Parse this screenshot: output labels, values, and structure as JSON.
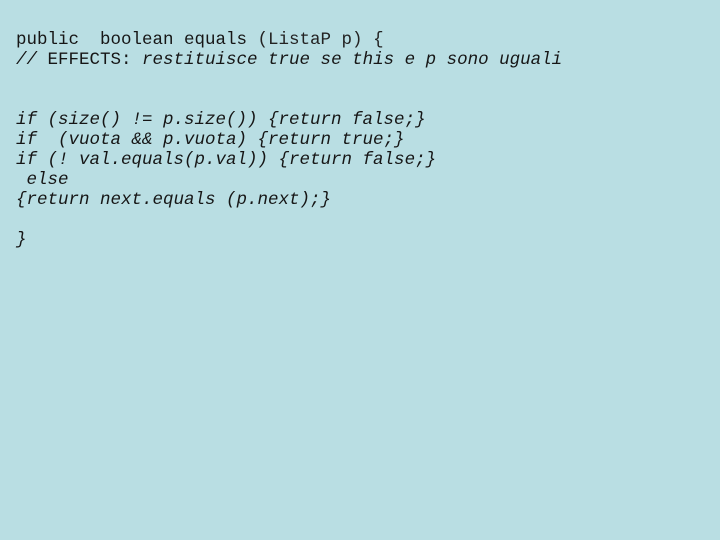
{
  "slide": {
    "background_color": "#b9dee3",
    "text_color": "#161616",
    "title": "public boolean equals (ListaP p)"
  },
  "code": {
    "language": "java",
    "lines": [
      {
        "index": 1,
        "text": "public  boolean equals (ListaP p) {",
        "runs": [
          {
            "style": "roman",
            "text": "public  boolean equals "
          },
          {
            "style": "light",
            "text": "(ListaP p) {"
          }
        ]
      },
      {
        "index": 2,
        "text": "// EFFECTS: restituisce true se this e p sono uguali",
        "runs": [
          {
            "style": "italic",
            "text": "// "
          },
          {
            "style": "roman",
            "text": "EFFECTS:"
          },
          {
            "style": "italic",
            "text": " restituisce true se this e p sono uguali"
          }
        ]
      },
      {
        "index": 3,
        "text": "",
        "runs": []
      },
      {
        "index": 4,
        "text": "",
        "runs": []
      },
      {
        "index": 5,
        "text": "if (size() != p.size()) {return false;}",
        "runs": [
          {
            "style": "italic",
            "text": "if (size() != p.size()) {return false;}"
          }
        ]
      },
      {
        "index": 6,
        "text": "if  (vuota && p.vuota) {return true;}",
        "runs": [
          {
            "style": "italic",
            "text": "if  (vuota && p.vuota) {return true;}"
          }
        ]
      },
      {
        "index": 7,
        "text": "if (! val.equals(p.val)) {return false;}",
        "runs": [
          {
            "style": "italic",
            "text": "if (! val.equals(p.val)) {return false;}"
          }
        ]
      },
      {
        "index": 8,
        "text": " else",
        "runs": [
          {
            "style": "italic",
            "text": " else"
          }
        ]
      },
      {
        "index": 9,
        "text": "{return next.equals (p.next);}",
        "runs": [
          {
            "style": "italic",
            "text": "{return next.equals (p.next);}"
          }
        ]
      },
      {
        "index": 10,
        "text": "",
        "runs": []
      },
      {
        "index": 11,
        "text": "}",
        "runs": [
          {
            "style": "italic",
            "text": "}"
          }
        ]
      }
    ]
  }
}
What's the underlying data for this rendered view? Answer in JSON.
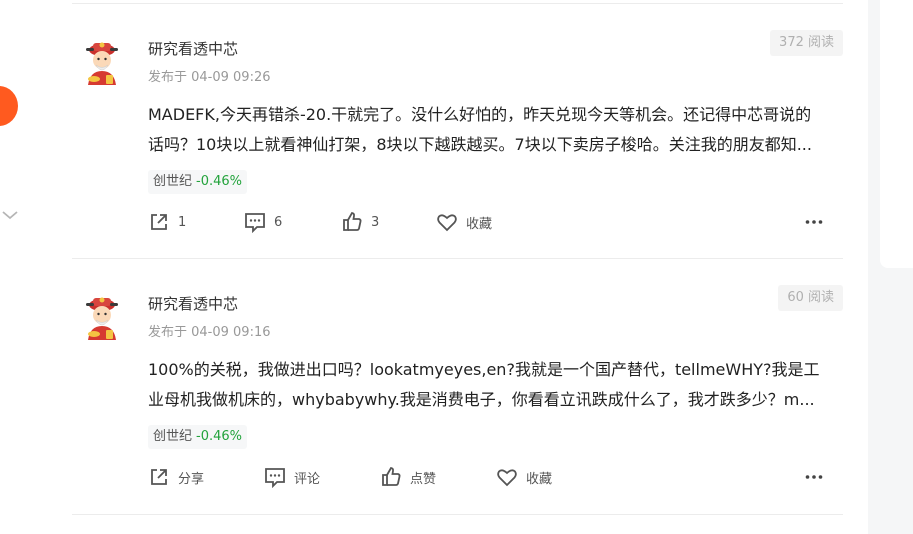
{
  "colors": {
    "accent_orange": "#ff5a1f",
    "change_green": "#23a33c",
    "background": "#f5f6f7"
  },
  "icons": {
    "share": "share-icon",
    "comment": "comment-icon",
    "like": "thumbs-up-icon",
    "favorite": "heart-icon",
    "more": "more-icon",
    "chevron": "chevron-down-icon",
    "avatar": "caishen-avatar-icon"
  },
  "posts": [
    {
      "author": "研究看透中芯",
      "time": "发布于 04-09 09:26",
      "reads": "372 阅读",
      "content_line1": "MADEFK,今天再错杀-20.干就完了。没什么好怕的，昨天兑现今天等机会。还记得中芯哥说的",
      "content_line2": "话吗？10块以上就看神仙打架，8块以下越跌越买。7块以下卖房子梭哈。关注我的朋友都知...",
      "stock": "创世纪",
      "change": "-0.46%",
      "share": "1",
      "comment": "6",
      "like": "3",
      "favorite": "收藏"
    },
    {
      "author": "研究看透中芯",
      "time": "发布于 04-09 09:16",
      "reads": "60 阅读",
      "content_line1": "100%的关税，我做进出口吗？lookatmyeyes,en?我就是一个国产替代，tellmeWHY?我是工",
      "content_line2": "业母机我做机床的，whybabywhy.我是消费电子，你看看立讯跌成什么了，我才跌多少？m...",
      "stock": "创世纪",
      "change": "-0.46%",
      "share": "分享",
      "comment": "评论",
      "like": "点赞",
      "favorite": "收藏"
    }
  ]
}
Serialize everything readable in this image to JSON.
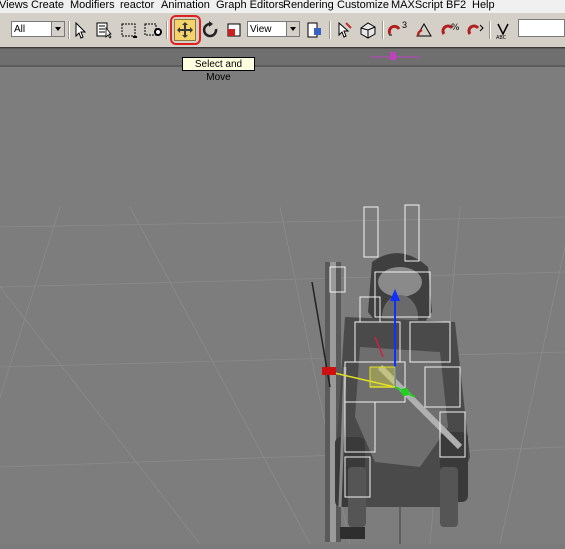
{
  "menu": {
    "items": [
      "Views",
      "Create",
      "Modifiers",
      "reactor",
      "Animation",
      "Graph Editors",
      "Rendering",
      "Customize",
      "MAXScript",
      "BF2",
      "Help"
    ]
  },
  "toolbar": {
    "selection_filter": "All",
    "reference_coord": "View",
    "snap_angle_label": "3",
    "selected_tool": "Select and Move"
  },
  "tooltip": {
    "text": "Select and Move"
  },
  "colors": {
    "highlight": "#e02020",
    "tool_active": "#f5d36b",
    "viewport_bg": "#7d7d7d"
  }
}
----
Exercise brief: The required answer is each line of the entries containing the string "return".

Answer area:
        "text": "if (size() != p.size()) {return false;}",
            "text": "if (size() != p.size()) {return false;}"
        "text": "if  (vuota && p.vuota) {return true;}",
            "text": "if  (vuota && p.vuota) {return true;}"
        "text": "if (! val.equals(p.val)) {return false;}",
            "text": "if (! val.equals(p.val)) {return false;}"
        "text": "{return next.equals (p.next);}",
            "text": "{return next.equals (p.next);}"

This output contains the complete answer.